> _Required action_:
From the entries, copy every line that carries the string "hoạch".

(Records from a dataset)
_ _ _

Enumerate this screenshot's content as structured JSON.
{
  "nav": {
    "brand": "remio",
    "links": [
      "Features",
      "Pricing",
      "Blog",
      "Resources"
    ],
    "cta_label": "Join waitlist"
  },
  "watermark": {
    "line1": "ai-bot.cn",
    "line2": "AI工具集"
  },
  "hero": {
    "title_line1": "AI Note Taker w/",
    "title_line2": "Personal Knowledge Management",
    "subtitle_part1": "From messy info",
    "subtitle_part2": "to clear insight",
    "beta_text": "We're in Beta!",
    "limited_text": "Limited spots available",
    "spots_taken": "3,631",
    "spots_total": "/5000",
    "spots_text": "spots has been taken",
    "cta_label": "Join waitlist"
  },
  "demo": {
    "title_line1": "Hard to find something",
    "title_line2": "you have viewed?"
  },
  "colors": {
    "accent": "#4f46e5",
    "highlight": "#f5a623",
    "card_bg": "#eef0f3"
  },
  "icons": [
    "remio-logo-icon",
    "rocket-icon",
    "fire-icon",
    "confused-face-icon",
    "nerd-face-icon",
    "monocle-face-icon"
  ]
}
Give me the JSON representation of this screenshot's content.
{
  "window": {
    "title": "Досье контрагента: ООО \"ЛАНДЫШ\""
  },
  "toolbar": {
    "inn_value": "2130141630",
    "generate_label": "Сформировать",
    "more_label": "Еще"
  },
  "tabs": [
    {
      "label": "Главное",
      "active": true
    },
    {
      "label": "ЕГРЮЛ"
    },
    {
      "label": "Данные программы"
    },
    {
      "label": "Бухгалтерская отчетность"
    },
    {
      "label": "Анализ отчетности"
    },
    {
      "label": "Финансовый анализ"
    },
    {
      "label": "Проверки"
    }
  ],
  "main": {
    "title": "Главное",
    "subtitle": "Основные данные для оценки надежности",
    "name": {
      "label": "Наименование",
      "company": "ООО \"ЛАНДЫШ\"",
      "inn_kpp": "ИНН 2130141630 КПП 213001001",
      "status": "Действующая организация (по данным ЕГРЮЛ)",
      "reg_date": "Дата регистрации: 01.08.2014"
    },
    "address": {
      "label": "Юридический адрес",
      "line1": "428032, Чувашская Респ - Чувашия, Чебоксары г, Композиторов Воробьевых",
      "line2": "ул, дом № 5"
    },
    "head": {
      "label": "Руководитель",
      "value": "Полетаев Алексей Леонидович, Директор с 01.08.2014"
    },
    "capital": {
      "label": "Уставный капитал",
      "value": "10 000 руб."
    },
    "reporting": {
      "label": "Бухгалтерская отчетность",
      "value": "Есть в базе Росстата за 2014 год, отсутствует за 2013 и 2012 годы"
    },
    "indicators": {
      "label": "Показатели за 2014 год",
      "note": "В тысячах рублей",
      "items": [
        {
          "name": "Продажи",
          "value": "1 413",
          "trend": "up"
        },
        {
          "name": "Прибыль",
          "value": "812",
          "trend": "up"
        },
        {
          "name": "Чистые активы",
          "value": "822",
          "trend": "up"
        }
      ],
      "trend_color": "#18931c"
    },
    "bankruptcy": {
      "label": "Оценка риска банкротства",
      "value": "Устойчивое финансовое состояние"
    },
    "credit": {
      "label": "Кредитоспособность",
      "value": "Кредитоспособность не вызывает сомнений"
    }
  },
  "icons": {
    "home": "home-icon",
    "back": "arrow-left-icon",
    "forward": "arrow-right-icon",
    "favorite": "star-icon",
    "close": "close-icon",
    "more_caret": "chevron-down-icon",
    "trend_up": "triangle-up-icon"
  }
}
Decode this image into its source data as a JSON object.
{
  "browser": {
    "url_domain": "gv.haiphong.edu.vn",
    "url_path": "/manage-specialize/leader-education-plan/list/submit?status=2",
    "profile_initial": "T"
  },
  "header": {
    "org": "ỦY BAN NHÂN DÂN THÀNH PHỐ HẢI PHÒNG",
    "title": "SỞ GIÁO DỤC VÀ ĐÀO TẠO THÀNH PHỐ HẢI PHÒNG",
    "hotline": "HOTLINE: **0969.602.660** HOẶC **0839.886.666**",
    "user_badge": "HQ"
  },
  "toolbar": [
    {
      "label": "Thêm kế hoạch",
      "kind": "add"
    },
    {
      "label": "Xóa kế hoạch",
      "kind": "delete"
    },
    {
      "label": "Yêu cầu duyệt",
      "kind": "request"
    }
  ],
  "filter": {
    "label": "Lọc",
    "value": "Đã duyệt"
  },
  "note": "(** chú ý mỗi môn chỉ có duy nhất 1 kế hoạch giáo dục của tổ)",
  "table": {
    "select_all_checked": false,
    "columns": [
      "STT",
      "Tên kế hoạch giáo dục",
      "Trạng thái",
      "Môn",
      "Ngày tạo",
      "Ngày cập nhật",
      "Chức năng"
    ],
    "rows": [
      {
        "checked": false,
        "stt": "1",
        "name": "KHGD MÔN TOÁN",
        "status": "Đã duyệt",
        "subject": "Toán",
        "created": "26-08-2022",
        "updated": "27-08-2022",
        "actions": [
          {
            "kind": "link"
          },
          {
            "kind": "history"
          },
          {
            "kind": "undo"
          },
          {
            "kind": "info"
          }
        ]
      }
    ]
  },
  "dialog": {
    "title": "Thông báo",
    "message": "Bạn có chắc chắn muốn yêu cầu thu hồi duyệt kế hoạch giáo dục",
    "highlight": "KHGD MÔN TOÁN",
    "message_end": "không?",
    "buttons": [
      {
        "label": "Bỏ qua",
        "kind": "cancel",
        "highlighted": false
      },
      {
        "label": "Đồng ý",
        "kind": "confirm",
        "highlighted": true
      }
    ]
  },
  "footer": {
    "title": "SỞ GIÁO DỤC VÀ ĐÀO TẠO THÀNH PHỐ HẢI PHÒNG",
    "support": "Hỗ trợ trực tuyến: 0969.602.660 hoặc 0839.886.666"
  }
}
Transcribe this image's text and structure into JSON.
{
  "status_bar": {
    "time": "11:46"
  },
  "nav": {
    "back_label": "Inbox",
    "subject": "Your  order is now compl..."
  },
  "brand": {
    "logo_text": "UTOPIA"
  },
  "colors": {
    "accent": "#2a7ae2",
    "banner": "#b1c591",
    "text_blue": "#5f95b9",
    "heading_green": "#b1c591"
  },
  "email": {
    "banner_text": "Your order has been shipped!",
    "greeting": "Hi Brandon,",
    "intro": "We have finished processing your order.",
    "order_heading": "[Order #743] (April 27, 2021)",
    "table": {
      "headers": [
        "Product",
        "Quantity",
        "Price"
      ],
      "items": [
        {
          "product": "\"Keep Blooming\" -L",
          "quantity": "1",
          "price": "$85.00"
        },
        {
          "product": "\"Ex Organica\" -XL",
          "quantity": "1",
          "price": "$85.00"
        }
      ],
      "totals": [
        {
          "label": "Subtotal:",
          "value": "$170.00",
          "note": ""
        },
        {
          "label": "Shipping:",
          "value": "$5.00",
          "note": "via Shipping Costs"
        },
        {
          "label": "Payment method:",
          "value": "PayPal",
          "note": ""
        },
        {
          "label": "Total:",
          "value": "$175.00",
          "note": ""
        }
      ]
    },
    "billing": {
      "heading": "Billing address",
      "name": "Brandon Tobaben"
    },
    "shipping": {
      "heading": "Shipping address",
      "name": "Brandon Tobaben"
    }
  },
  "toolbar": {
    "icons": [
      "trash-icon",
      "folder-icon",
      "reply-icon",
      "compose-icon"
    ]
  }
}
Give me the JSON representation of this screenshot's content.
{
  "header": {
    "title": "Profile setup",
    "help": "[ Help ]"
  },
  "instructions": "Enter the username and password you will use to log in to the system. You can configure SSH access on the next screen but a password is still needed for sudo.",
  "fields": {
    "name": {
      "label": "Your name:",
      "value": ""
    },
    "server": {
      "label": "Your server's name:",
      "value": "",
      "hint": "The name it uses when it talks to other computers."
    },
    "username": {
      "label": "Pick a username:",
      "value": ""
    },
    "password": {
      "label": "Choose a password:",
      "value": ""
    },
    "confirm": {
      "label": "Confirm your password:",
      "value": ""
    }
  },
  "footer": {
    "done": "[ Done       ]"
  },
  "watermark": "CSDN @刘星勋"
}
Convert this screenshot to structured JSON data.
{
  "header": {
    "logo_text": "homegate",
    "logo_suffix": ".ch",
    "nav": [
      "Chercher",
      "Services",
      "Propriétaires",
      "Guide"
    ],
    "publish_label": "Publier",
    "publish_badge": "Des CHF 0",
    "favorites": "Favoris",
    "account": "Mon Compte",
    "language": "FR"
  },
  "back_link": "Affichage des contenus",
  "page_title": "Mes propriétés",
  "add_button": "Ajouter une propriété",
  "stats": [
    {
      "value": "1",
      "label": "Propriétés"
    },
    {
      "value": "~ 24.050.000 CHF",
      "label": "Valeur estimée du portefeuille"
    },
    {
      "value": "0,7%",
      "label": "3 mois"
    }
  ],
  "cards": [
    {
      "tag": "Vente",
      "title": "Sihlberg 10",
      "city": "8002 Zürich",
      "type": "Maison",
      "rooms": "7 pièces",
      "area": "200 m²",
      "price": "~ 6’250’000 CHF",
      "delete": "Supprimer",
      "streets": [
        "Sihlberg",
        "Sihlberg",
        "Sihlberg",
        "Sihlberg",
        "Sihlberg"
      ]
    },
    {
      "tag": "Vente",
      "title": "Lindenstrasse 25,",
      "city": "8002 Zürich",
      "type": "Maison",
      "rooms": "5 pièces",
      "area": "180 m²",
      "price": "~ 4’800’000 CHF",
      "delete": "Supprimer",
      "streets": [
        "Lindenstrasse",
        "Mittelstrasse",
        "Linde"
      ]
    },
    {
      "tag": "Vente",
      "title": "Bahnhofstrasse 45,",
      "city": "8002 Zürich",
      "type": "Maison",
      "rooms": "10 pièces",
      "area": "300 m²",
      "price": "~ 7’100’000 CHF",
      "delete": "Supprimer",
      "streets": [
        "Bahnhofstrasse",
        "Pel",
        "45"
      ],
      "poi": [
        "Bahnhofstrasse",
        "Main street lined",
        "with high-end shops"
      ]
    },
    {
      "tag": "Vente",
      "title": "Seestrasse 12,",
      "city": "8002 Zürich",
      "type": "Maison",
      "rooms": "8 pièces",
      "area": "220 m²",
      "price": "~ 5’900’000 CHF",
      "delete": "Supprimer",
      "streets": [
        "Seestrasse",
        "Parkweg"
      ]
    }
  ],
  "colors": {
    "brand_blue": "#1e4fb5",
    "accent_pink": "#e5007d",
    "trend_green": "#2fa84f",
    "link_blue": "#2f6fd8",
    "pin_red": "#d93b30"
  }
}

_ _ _

> _Expected answer_:
      "label": "Thêm kế hoạch",
      "label": "Xóa kế hoạch",
  "note": "(** chú ý mỗi môn chỉ có duy nhất 1 kế hoạch giáo dục của tổ)",
      "Tên kế hoạch giáo dục",
    "message": "Bạn có chắc chắn muốn yêu cầu thu hồi duyệt kế hoạch giáo dục",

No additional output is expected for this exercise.